▶ **Problem requirements**: Where a line in the records below includes "label", pull that line out.

▶ **Data supplied**:
- Opening Delimiter -
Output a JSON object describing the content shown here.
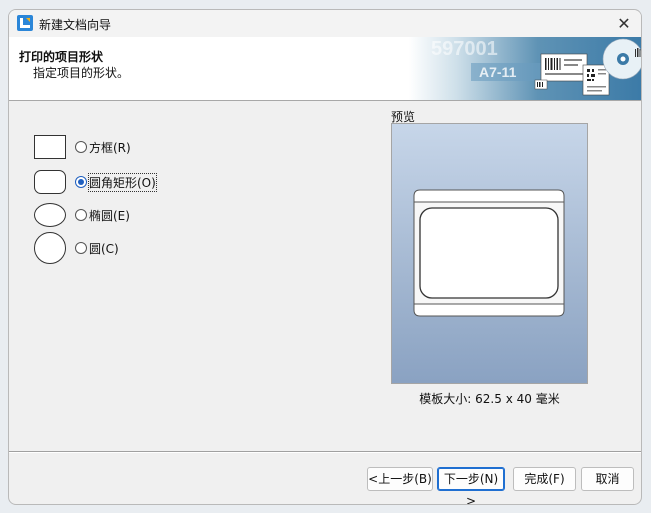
{
  "window": {
    "title": "新建文档向导",
    "close_glyph": "✕"
  },
  "header": {
    "title": "打印的项目形状",
    "subtitle": "指定项目的形状。",
    "banner_text_1": "597001",
    "banner_text_2": "A7-11"
  },
  "shapes": [
    {
      "label": "方框(R)",
      "selected": false
    },
    {
      "label": "圆角矩形(O)",
      "selected": true
    },
    {
      "label": "椭圆(E)",
      "selected": false
    },
    {
      "label": "圆(C)",
      "selected": false
    }
  ],
  "preview": {
    "label": "预览",
    "size_text": "模板大小:  62.5 x 40 毫米"
  },
  "buttons": {
    "back": "<上一步(B)",
    "next": "下一步(N) >",
    "finish": "完成(F)",
    "cancel": "取消"
  },
  "colors": {
    "accent": "#1f5fbf",
    "preview_top": "#c7d6e9",
    "preview_bottom": "#8aa2c2"
  }
}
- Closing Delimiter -
▶ **Answer to this task**:
      "label": "方框(R)",
      "label": "圆角矩形(O)",
      "label": "椭圆(E)",
      "label": "圆(C)",
    "label": "预览",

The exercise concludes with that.